A community centre was named in memory of a woman who died after dedicating her entire life to helping others.
Friends of Yvonne Carr, the manager of the Patmore Co-operative in Battersea, were determined that her name should live on after she spearheaded the campaign to raise £1million to build the centre for the Patmore and neighbouring Carey and Savona estates.
Campaigners fighting to save 40 churchyard trees from the chop won a reprieve for them.
People in Deptford were worried about plans to cut the plum, cedar and cherry trees as part of the St Paul’s Church restoration.
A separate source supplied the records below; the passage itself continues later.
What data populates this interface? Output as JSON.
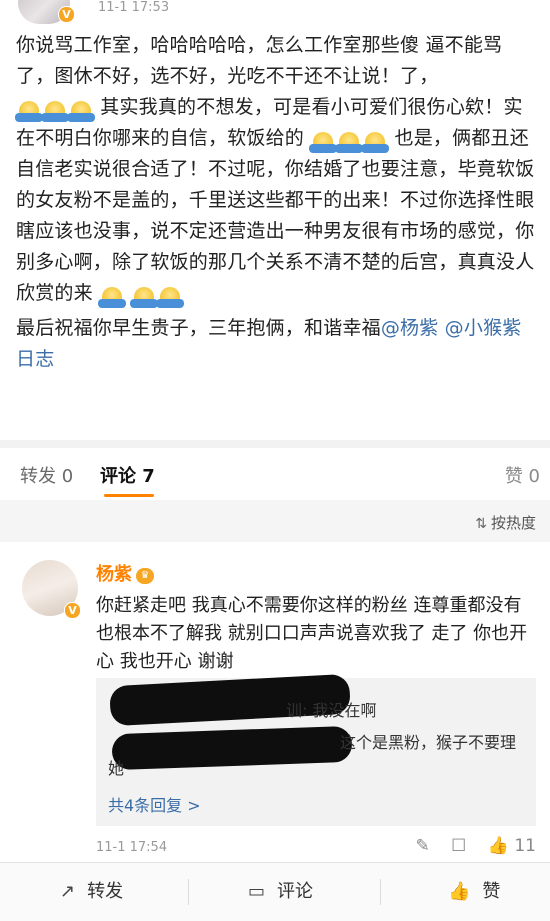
{
  "post": {
    "timestamp": "11-1 17:53",
    "para1_a": "你说骂工作室，哈哈哈哈哈，怎么工作室那些傻  逼不能骂了，图休不好，选不好，光吃不干还不让说！了，",
    "para1_b": "其实我真的不想发，可是看小可爱们很伤心欸！实在不明白你哪来的自信，软饭给的",
    "para1_c": "也是，俩都丑还自信老实说很合适了！不过呢，你结婚了也要注意，毕竟软饭的女友粉不是盖的，千里送这些都干的出来！不过你选择性眼瞎应该也没事，说不定还营造出一种男友很有市场的感觉，你别多心啊，除了软饭的那几个关系不清不楚的后宫，真真没人欣赏的来",
    "para2": "最后祝福你早生贵子，三年抱俩，和谐幸福",
    "mention1": "@杨紫",
    "mention2": "@小猴紫日志"
  },
  "tabs": {
    "repost": "转发 0",
    "comment": "评论 7",
    "like": "赞 0"
  },
  "sort": {
    "label": "按热度"
  },
  "comment": {
    "name": "杨紫",
    "text": "你赶紧走吧 我真心不需要你这样的粉丝 连尊重都没有 也根本不了解我 就别口口声声说喜欢我了 走了 你也开心 我也开心 谢谢",
    "reply1_visible": "训: 我没在啊",
    "reply2_visible": "这个是黑粉，猴子不要理她",
    "more": "共4条回复 >",
    "time": "11-1 17:54",
    "likes": "11"
  },
  "bottom": {
    "repost": "转发",
    "comment": "评论",
    "like": "赞"
  },
  "colors": {
    "accent": "#ff8200",
    "link": "#3b6ea8"
  }
}
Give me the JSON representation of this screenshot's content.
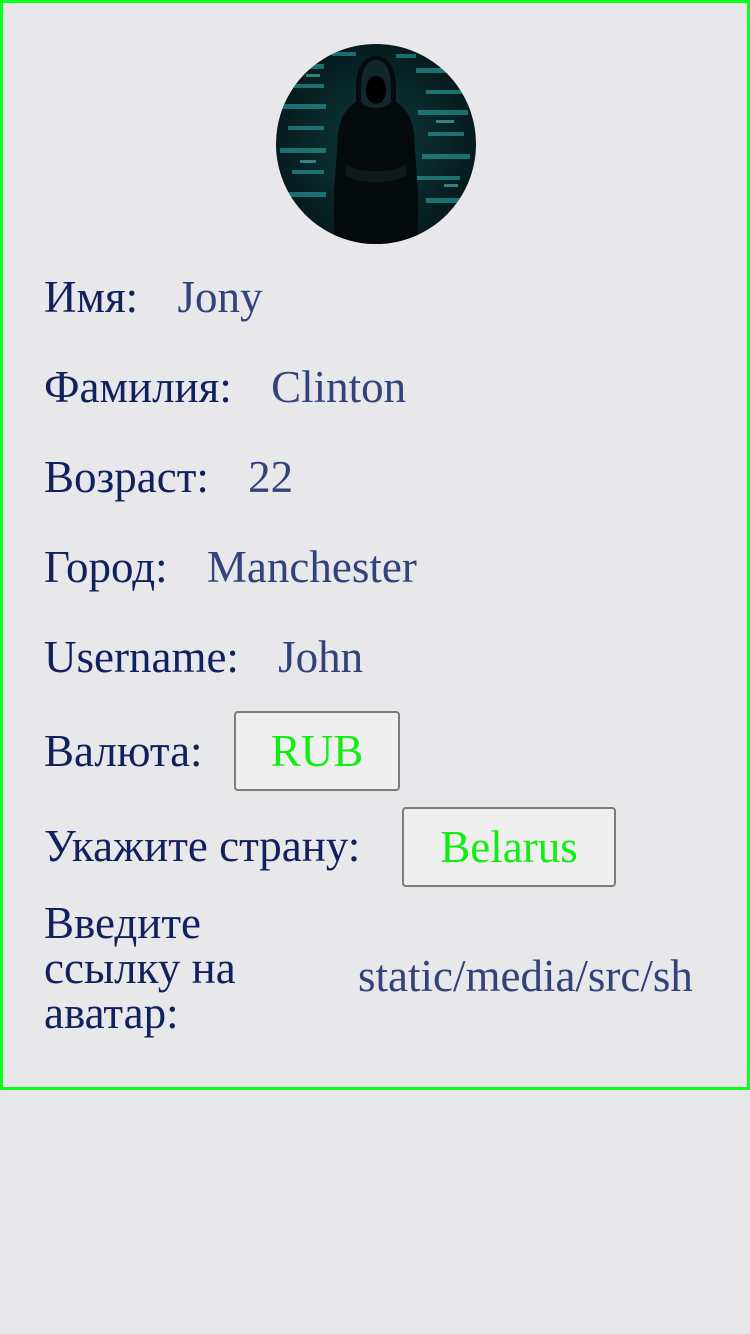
{
  "profile": {
    "avatar_alt": "avatar",
    "fields": [
      {
        "label": "Имя:",
        "value": "Jony"
      },
      {
        "label": "Фамилия:",
        "value": "Clinton"
      },
      {
        "label": "Возраст:",
        "value": "22"
      },
      {
        "label": "Город:",
        "value": "Manchester"
      },
      {
        "label": "Username:",
        "value": "John"
      }
    ],
    "currency": {
      "label": "Валюта:",
      "value": "RUB"
    },
    "country": {
      "label": "Укажите страну:",
      "value": "Belarus"
    },
    "avatar_link": {
      "label": "Введите ссылку на аватар:",
      "value": "static/media/src/sh"
    }
  },
  "colors": {
    "border": "#0aff1a",
    "label": "#11215f",
    "value": "#34427b",
    "button_text": "#12ed12",
    "background": "#e8e7ea"
  }
}
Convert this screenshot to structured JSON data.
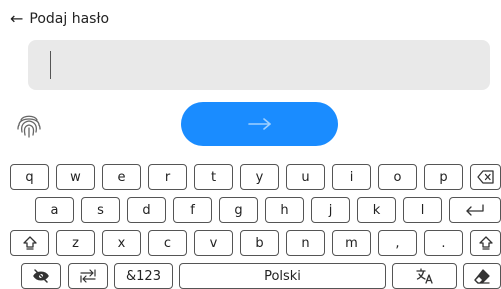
{
  "header": {
    "back_icon": "←",
    "title": "Podaj hasło"
  },
  "password": {
    "value": "",
    "placeholder": ""
  },
  "icons": {
    "fingerprint": "fingerprint-icon",
    "submit": "arrow-right-icon",
    "backspace": "backspace-icon",
    "enter": "enter-icon",
    "shift": "shift-icon",
    "hide": "eye-off-icon",
    "tab": "tab-icon",
    "translate": "translate-icon",
    "eraser": "eraser-icon"
  },
  "colors": {
    "accent": "#1a8cff",
    "field_bg": "#e9e9e9"
  },
  "keyboard": {
    "row1": [
      "q",
      "w",
      "e",
      "r",
      "t",
      "y",
      "u",
      "i",
      "o",
      "p"
    ],
    "row2": [
      "a",
      "s",
      "d",
      "f",
      "g",
      "h",
      "j",
      "k",
      "l"
    ],
    "row3": [
      "z",
      "x",
      "c",
      "v",
      "b",
      "n",
      "m",
      ",",
      "."
    ],
    "numbers_label": "&123",
    "space_label": "Polski"
  }
}
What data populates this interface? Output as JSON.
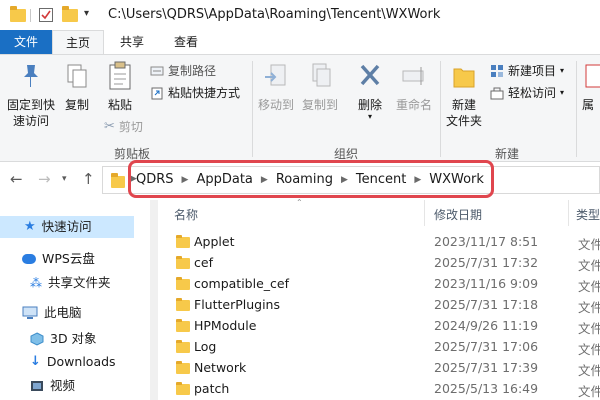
{
  "window": {
    "title_path": "C:\\Users\\QDRS\\AppData\\Roaming\\Tencent\\WXWork"
  },
  "tabs": [
    {
      "label": "文件"
    },
    {
      "label": "主页"
    },
    {
      "label": "共享"
    },
    {
      "label": "查看"
    }
  ],
  "ribbon": {
    "pin_quick_access": {
      "line1": "固定到快",
      "line2": "速访问"
    },
    "copy": "复制",
    "paste": "粘贴",
    "copy_path": "复制路径",
    "paste_shortcut": "粘贴快捷方式",
    "cut": "剪切",
    "clipboard_group": "剪贴板",
    "move_to": "移动到",
    "copy_to": "复制到",
    "delete": "删除",
    "rename": "重命名",
    "organize_group": "组织",
    "new_folder": {
      "line1": "新建",
      "line2": "文件夹"
    },
    "new_item": "新建项目",
    "easy_access": "轻松访问",
    "new_group": "新建",
    "properties_partial": "属"
  },
  "address": {
    "breadcrumbs": [
      "QDRS",
      "AppData",
      "Roaming",
      "Tencent",
      "WXWork"
    ]
  },
  "navpane": {
    "items": [
      {
        "label": "快速访问",
        "icon": "star-icon"
      },
      {
        "label": "WPS云盘",
        "icon": "cloud-icon"
      },
      {
        "label": "共享文件夹",
        "icon": "share-icon"
      },
      {
        "label": "此电脑",
        "icon": "computer-icon"
      },
      {
        "label": "3D 对象",
        "icon": "cube-icon"
      },
      {
        "label": "Downloads",
        "icon": "download-icon"
      },
      {
        "label": "视频",
        "icon": "video-icon"
      }
    ]
  },
  "filelist": {
    "columns": {
      "name": "名称",
      "modified": "修改日期",
      "type": "类型"
    },
    "rows": [
      {
        "name": "Applet",
        "modified": "2023/11/17 8:51",
        "type": "文件"
      },
      {
        "name": "cef",
        "modified": "2025/7/31 17:32",
        "type": "文件"
      },
      {
        "name": "compatible_cef",
        "modified": "2023/11/16 9:09",
        "type": "文件"
      },
      {
        "name": "FlutterPlugins",
        "modified": "2025/7/31 17:18",
        "type": "文件"
      },
      {
        "name": "HPModule",
        "modified": "2024/9/26 11:19",
        "type": "文件"
      },
      {
        "name": "Log",
        "modified": "2025/7/31 17:06",
        "type": "文件"
      },
      {
        "name": "Network",
        "modified": "2025/7/31 17:39",
        "type": "文件"
      },
      {
        "name": "patch",
        "modified": "2025/5/13 16:49",
        "type": "文件"
      }
    ]
  },
  "colors": {
    "accent": "#1a6fc4",
    "folder": "#f7c94a",
    "highlight": "#e0464e",
    "selected": "#cce8ff"
  }
}
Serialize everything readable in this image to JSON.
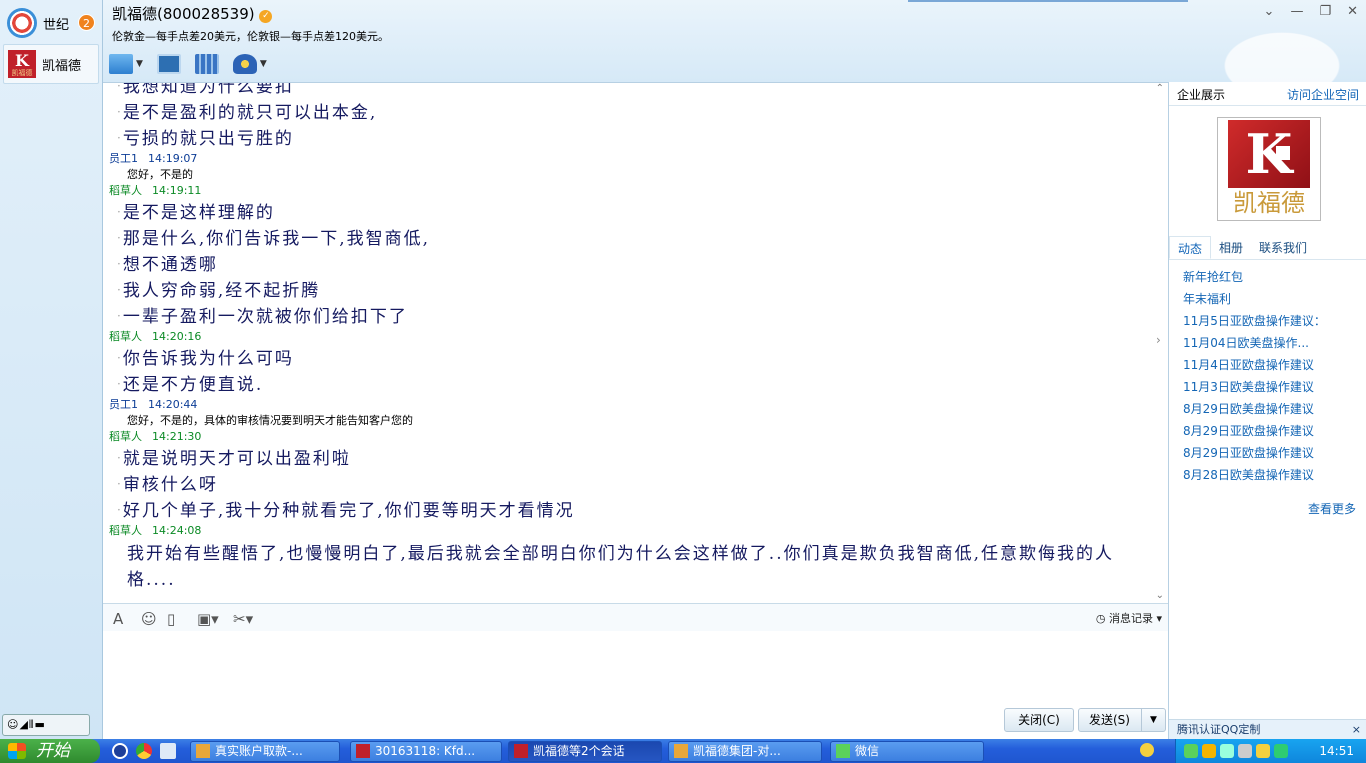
{
  "contacts": [
    {
      "name": "世纪",
      "badge": "2"
    },
    {
      "name": "凯福德",
      "logo_letter": "K",
      "logo_sub": "凯福德"
    }
  ],
  "header": {
    "title": "凯福德(800028539)",
    "subtitle": "伦敦金—每手点差20美元，伦敦银—每手点差120美元。"
  },
  "chat": {
    "messages": [
      {
        "type": "lines",
        "lines": [
          "是不是盈利的就只可以出本金,",
          "亏损的就只出亏胜的"
        ]
      },
      {
        "type": "head",
        "sender": "员工1",
        "time": "14:19:07",
        "role": "emp"
      },
      {
        "type": "small",
        "text": "您好，不是的"
      },
      {
        "type": "head",
        "sender": "稻草人",
        "time": "14:19:11",
        "role": "cus"
      },
      {
        "type": "lines",
        "lines": [
          "是不是这样理解的",
          "那是什么,你们告诉我一下,我智商低,",
          "想不通透哪",
          "我人穷命弱,经不起折腾",
          "一辈子盈利一次就被你们给扣下了"
        ]
      },
      {
        "type": "head",
        "sender": "稻草人",
        "time": "14:20:16",
        "role": "cus"
      },
      {
        "type": "lines",
        "lines": [
          "你告诉我为什么可吗",
          "还是不方便直说."
        ]
      },
      {
        "type": "head",
        "sender": "员工1",
        "time": "14:20:44",
        "role": "emp"
      },
      {
        "type": "small",
        "text": "您好，不是的，具体的审核情况要到明天才能告知客户您的"
      },
      {
        "type": "head",
        "sender": "稻草人",
        "time": "14:21:30",
        "role": "cus"
      },
      {
        "type": "lines",
        "lines": [
          "就是说明天才可以出盈利啦",
          "审核什么呀",
          "好几个单子,我十分种就看完了,你们要等明天才看情况"
        ]
      },
      {
        "type": "head",
        "sender": "稻草人",
        "time": "14:24:08",
        "role": "cus"
      },
      {
        "type": "para",
        "text": "我开始有些醒悟了,也慢慢明白了,最后我就会全部明白你们为什么会这样做了..你们真是欺负我智商低,任意欺侮我的人格...."
      }
    ]
  },
  "input": {
    "history_label": "消息记录",
    "close_label": "关闭(C)",
    "send_label": "发送(S)"
  },
  "right_panel": {
    "title": "企业展示",
    "link": "访问企业空间",
    "logo_letter": "K",
    "logo_text": "凯福德",
    "tabs": [
      "动态",
      "相册",
      "联系我们"
    ],
    "news": [
      "新年抢红包",
      "年末福利",
      "11月5日亚欧盘操作建议：",
      "11月04日欧美盘操作...",
      "11月4日亚欧盘操作建议",
      "11月3日欧美盘操作建议",
      "8月29日欧美盘操作建议",
      "8月29日亚欧盘操作建议",
      "8月29日亚欧盘操作建议",
      "8月28日欧美盘操作建议"
    ],
    "see_more": "查看更多",
    "footer": "腾讯认证QQ定制",
    "footer_close": "×"
  },
  "taskbar": {
    "start_label": "开始",
    "tasks": [
      "真实账户取款-...",
      "30163118: Kfd...",
      "凯福德等2个会话",
      "凯福德集团-对...",
      "微信"
    ],
    "active_task": 2,
    "clock": "14:51"
  },
  "colors": {
    "accent": "#1466b5",
    "employee_name": "#0d3d96",
    "customer_name": "#0b8a25",
    "message_text": "#151a60",
    "badge": "#f0831e",
    "brand_red": "#c0202a"
  }
}
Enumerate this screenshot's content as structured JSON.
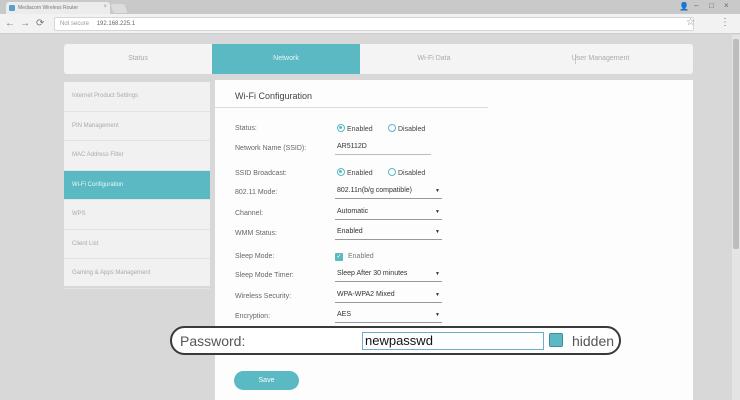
{
  "browser": {
    "tab_title": "Mediacom Wireless Router",
    "tab_close": "×",
    "omnibox_secure": "Not secure",
    "omnibox_url": "192.168.225.1",
    "back": "←",
    "forward": "→",
    "reload": "⟳",
    "star": "☆",
    "menu": "⋮",
    "user": "👤",
    "min": "–",
    "max": "□",
    "close": "×"
  },
  "topnav": {
    "items": [
      "Status",
      "Network",
      "Wi-Fi Data",
      "User Management"
    ],
    "active": "Network"
  },
  "sidebar": {
    "items": [
      "Internet Product Settings",
      "PIN Management",
      "MAC Address Filter",
      "Wi-Fi Configuration",
      "WPS",
      "Client List",
      "Gaming & Apps Management"
    ],
    "active_index": 3
  },
  "panel": {
    "title": "Wi-Fi Configuration",
    "status_label": "Status:",
    "status_enabled": "Enabled",
    "status_disabled": "Disabled",
    "ssid_label": "Network Name (SSID):",
    "ssid_value": "AR5112D",
    "broadcast_label": "SSID Broadcast:",
    "broadcast_enabled": "Enabled",
    "broadcast_disabled": "Disabled",
    "mode_label": "802.11 Mode:",
    "mode_value": "802.11n(b/g compatible)",
    "channel_label": "Channel:",
    "channel_value": "Automatic",
    "wmm_label": "WMM Status:",
    "wmm_value": "Enabled",
    "sleep_label": "Sleep Mode:",
    "sleep_value": "Enabled",
    "sleep_timer_label": "Sleep Mode Timer:",
    "sleep_timer_value": "Sleep After 30 minutes",
    "security_label": "Wireless Security:",
    "security_value": "WPA-WPA2 Mixed",
    "encryption_label": "Encryption:",
    "encryption_value": "AES",
    "save_label": "Save",
    "arrow": "▼",
    "check": "✓"
  },
  "password": {
    "label": "Password:",
    "value": "newpasswd",
    "hidden_label": "hidden"
  },
  "colors": {
    "accent": "#5bb9c3"
  }
}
In the face of public anger, the Archdeacon of Lewisham Christine Hardman agreed to meet with residents and it was decided that while four trees considered to be too close to the church would be removed no other trees would be touched.
30 Years Ago
Fears that firefighters would come under attack from youths on Bonfire Night were raised after one was shot in the back with an air gun pellet.
Robin Nash, 33, was hit as he helped colleagues put out a blaze in a fifth-storey storeroom in a block of flats in Inville Road, Walworth.
He was taken to King’s College Hospital and treated for bruising before returning to duty.
On the same evening, firefighters came under a barrage of bricks and stones as they dealt with a rubbish fire in Dog Kennel Hill, Dulwich.
The Prime Minister’s brother was in Peckham to help promote an unusual answer to the country’s unemployment problems.
Terry Major, the brother of John Major, paid a visit to Zippo’s circus, which was running classes for wannabe circus performers.
Mr Major’s father had once been a trapeze artist before running away from the circus to start his own business.
A war of words erupted between a former council worker and the council over whether a pile of wood set to go up in smoke for Bonfire Night was a fire hazard.
Tony Osborn built the pyre ahead of the fireworks celebration in a play area next to his home in Heaton Road, Peckham.
The council told him to remove it but he refused saying he and other adults had supervised the event for the past three or four years for local youngsters.
Subscribe to Blog via Email
Everyone at the South London Press thanks you for your continued support.
Former Housing Secretary Robert Jenrick has encouraged everyone in the country who can afford to do so to buy a newspaper, and told the Downing Street press briefing:
“A free country needs a free press, and the newspapers of our country are under significant financial pressure”.
If you can afford to do so, we would be so grateful if you can make a donation which will allow us to continue to bring stories to you, both in print and online. Or, please make cheques payable to “MSI Media Limited” and send by post to South London Press, Unit 112, 160 Bromley Road, Catford, London SE6 2NZ